There is in fact no cliff-fall. Sarkozy too is falling. (In the TNS Sofres barometer I quote above, for the first round of the elections, Royal's high point was in November '06, at 34%, down to 26% in the latest poll; Sarko's high point was last October at 38%, down to 32% in this poll). But it's all about perception... And the perception is that it's Royal who's slipping... Just a bit more of this, it will become self-feeding.
Royal needs to stop this - in my view, by a campaign with more nitty-gritty realism, with some real backing from the Socialists, and with some substance. The substance is supposed to come next Sunday, 11th February, when her programme will be revealed. This programme is billed to be the result of long discussions with ordinary folks all over the country, an example of participative democracy. Sarko has a programme (pdf), brief, vague, and full of fine sentiments, brought out two weeks ago. I may have missed the action, but I haven't noticed the media jumping all over it. Royal must know every pundit, every "specialist" journalist, will be all over hers, and she will be asked to justify every last detail. So it matters a lot that this programme be up to it, that it should correspond to something that has come out of a long discussion with ordinary people, that - above all - it should not be too "angelic", ie full of well-meaning clap-trap that will not strike home. And that the Royal campaign be really ready to take it from there, having measured how hard it will be.

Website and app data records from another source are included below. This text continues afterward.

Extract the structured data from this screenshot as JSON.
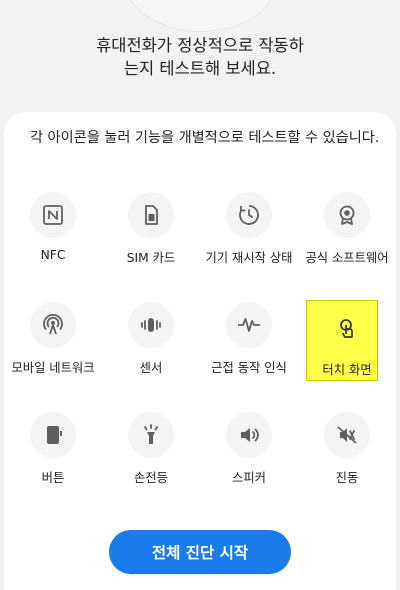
{
  "headline": {
    "line1": "휴대전화가 정상적으로 작동하",
    "line2": "는지 테스트해 보세요."
  },
  "instructions": "각 아이콘을 눌러 기능을 개별적으로 테스트할 수 있습니다.",
  "tests": [
    {
      "label": "NFC",
      "icon": "nfc-icon"
    },
    {
      "label": "SIM 카드",
      "icon": "sim-card-icon"
    },
    {
      "label": "기기 재시작 상태",
      "icon": "restart-status-icon"
    },
    {
      "label": "공식 소프트웨어",
      "icon": "official-software-badge-icon"
    },
    {
      "label": "모바일 네트워크",
      "icon": "mobile-network-icon"
    },
    {
      "label": "센서",
      "icon": "sensor-icon"
    },
    {
      "label": "근접 동작 인식",
      "icon": "proximity-gesture-icon"
    },
    {
      "label": "터치 화면",
      "icon": "touch-screen-icon",
      "highlighted": true
    },
    {
      "label": "버튼",
      "icon": "button-icon"
    },
    {
      "label": "손전등",
      "icon": "flashlight-icon"
    },
    {
      "label": "스피커",
      "icon": "speaker-icon"
    },
    {
      "label": "진동",
      "icon": "vibration-icon"
    }
  ],
  "start_button": "전체 진단 시작",
  "colors": {
    "accent": "#1a7bec",
    "highlight": "#ffff4a",
    "icon_gray": "#5f5f5f"
  }
}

Because (pace Douglas Adams), it does matter which lizard gets in...
Sarkozy presents his new social workers